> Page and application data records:
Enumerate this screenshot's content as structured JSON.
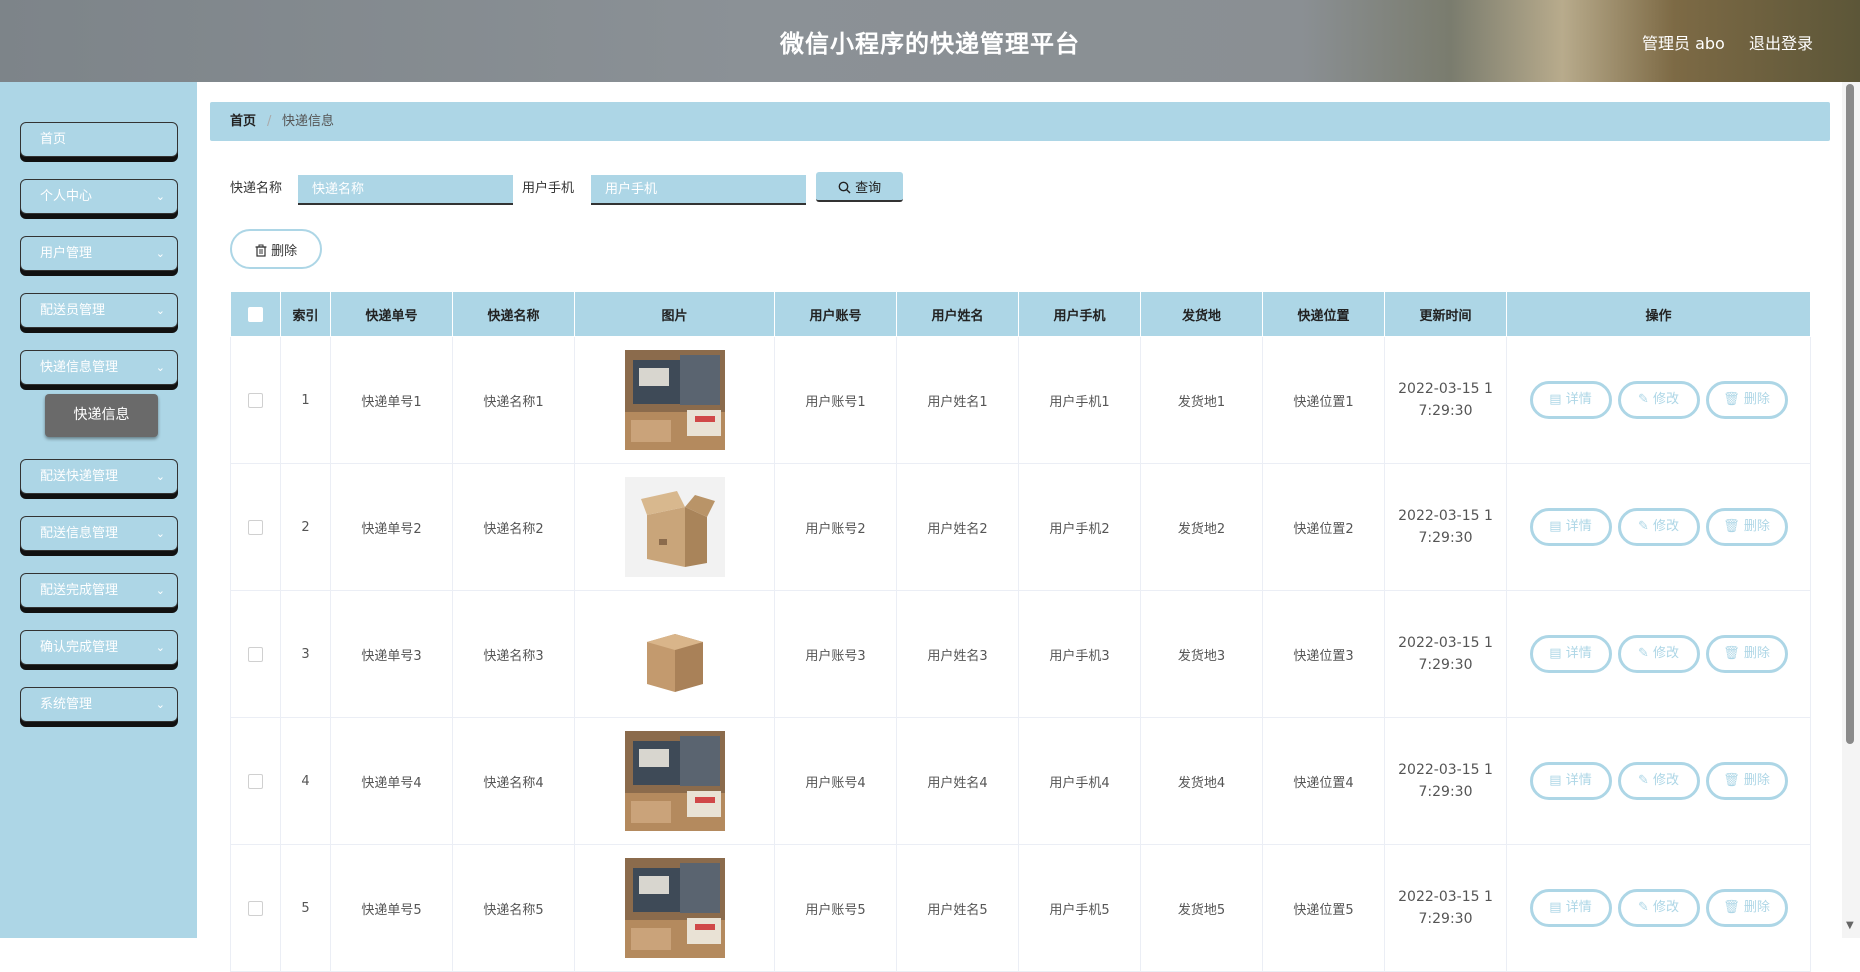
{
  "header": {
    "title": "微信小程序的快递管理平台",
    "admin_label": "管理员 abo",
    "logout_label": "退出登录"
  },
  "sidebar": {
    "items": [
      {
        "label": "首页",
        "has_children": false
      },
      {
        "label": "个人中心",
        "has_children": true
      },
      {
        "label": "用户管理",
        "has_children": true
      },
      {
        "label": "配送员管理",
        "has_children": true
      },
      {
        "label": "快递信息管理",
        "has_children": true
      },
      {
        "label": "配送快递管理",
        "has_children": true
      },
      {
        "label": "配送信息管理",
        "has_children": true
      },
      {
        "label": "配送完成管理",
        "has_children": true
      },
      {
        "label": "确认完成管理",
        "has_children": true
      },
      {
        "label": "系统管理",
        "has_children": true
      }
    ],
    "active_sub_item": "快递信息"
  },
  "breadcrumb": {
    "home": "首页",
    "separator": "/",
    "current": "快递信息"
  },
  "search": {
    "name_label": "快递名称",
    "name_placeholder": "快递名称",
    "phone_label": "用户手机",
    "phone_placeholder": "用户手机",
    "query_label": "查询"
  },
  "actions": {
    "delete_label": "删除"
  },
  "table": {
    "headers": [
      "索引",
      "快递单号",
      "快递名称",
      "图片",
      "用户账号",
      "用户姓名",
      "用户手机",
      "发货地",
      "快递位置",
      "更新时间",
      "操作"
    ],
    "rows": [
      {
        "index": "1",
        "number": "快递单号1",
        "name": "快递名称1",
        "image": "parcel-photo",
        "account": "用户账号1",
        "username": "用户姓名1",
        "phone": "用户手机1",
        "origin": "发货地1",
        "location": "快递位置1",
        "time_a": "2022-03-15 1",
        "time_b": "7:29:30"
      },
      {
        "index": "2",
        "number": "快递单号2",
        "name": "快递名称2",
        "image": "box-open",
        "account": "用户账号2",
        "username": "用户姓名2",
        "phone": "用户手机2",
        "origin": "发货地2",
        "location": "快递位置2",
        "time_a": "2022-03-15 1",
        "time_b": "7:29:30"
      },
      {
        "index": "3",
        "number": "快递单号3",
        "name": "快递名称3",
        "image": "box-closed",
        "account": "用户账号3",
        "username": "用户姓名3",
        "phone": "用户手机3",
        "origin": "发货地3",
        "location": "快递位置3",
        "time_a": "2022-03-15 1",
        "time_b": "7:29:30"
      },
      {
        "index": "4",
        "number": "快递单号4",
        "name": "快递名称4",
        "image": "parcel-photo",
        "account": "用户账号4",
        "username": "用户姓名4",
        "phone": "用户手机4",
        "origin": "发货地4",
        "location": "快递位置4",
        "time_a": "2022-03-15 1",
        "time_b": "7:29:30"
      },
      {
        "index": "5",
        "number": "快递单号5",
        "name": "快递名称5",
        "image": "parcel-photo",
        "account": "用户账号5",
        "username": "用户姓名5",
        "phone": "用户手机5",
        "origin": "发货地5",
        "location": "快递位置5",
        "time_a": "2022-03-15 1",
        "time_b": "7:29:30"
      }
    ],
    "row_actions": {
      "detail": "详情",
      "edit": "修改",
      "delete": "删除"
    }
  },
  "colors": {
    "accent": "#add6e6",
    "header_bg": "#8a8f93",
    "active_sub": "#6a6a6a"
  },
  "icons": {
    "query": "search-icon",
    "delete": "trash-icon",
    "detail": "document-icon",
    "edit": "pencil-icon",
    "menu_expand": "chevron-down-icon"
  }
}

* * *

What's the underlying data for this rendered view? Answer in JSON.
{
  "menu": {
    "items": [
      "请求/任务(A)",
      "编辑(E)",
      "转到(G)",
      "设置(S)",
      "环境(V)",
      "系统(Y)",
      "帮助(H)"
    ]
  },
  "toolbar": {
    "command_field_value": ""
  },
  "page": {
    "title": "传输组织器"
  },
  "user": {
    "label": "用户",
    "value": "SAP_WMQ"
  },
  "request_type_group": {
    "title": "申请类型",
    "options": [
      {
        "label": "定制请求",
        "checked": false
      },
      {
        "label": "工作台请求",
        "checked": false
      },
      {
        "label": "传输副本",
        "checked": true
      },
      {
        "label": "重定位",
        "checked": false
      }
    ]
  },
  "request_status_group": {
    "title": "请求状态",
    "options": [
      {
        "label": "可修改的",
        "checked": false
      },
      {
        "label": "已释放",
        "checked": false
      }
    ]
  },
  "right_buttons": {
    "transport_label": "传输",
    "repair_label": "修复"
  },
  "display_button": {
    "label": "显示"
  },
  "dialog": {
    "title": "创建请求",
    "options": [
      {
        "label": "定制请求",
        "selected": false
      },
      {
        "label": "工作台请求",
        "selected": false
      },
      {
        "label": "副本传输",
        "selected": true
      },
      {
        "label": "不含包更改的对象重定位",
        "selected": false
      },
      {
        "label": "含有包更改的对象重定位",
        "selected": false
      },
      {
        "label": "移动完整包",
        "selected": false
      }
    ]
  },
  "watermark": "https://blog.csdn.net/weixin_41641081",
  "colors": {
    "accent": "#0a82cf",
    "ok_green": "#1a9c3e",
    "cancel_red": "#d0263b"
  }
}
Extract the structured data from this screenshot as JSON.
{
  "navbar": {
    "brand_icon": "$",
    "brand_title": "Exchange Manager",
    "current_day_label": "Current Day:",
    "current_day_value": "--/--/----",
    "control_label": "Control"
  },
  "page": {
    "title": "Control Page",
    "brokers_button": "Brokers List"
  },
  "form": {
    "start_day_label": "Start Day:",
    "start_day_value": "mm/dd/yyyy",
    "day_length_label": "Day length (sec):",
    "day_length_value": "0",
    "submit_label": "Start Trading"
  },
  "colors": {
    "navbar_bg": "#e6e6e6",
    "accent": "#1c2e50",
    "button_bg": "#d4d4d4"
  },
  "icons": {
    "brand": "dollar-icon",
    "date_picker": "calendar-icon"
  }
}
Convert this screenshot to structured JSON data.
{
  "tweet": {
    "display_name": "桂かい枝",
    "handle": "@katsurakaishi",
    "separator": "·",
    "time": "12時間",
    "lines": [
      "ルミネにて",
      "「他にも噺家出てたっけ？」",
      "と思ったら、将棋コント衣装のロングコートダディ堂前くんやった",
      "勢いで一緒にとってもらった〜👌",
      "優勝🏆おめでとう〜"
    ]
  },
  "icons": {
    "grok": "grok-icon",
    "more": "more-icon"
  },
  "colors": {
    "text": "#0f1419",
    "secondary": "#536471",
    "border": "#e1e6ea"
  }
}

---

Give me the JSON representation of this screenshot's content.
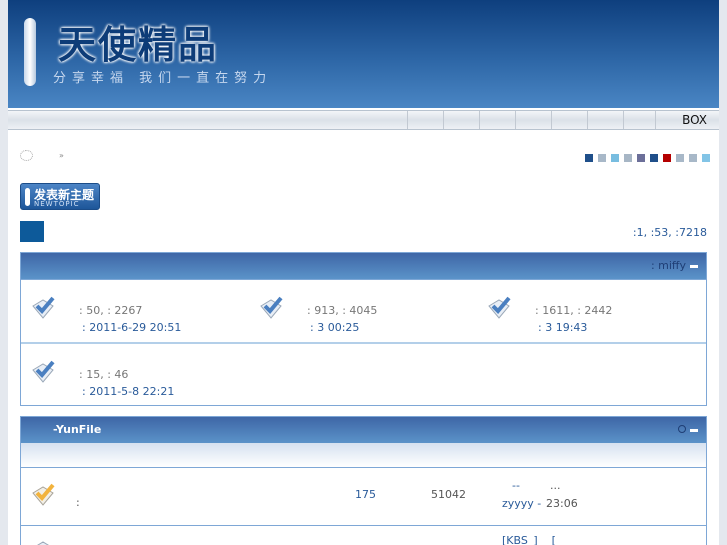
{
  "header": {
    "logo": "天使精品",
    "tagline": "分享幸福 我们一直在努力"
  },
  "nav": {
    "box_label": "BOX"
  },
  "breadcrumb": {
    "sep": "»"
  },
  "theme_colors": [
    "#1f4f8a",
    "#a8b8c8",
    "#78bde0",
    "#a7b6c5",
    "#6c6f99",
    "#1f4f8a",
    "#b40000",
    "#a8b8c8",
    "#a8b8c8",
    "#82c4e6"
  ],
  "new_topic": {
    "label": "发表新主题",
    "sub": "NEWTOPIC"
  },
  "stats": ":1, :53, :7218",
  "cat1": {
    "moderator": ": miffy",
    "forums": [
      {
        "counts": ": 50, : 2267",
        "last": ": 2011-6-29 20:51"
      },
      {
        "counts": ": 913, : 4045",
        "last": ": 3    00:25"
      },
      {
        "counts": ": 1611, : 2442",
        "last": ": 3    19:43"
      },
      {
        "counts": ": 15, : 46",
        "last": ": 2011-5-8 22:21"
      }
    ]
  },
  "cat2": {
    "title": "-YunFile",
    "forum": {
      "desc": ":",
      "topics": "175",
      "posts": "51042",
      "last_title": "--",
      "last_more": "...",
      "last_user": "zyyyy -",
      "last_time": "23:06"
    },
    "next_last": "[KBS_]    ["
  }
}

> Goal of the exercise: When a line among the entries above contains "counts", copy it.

> Solution below:
        "counts": ": 50, : 2267",
        "counts": ": 913, : 4045",
        "counts": ": 1611, : 2442",
        "counts": ": 15, : 46",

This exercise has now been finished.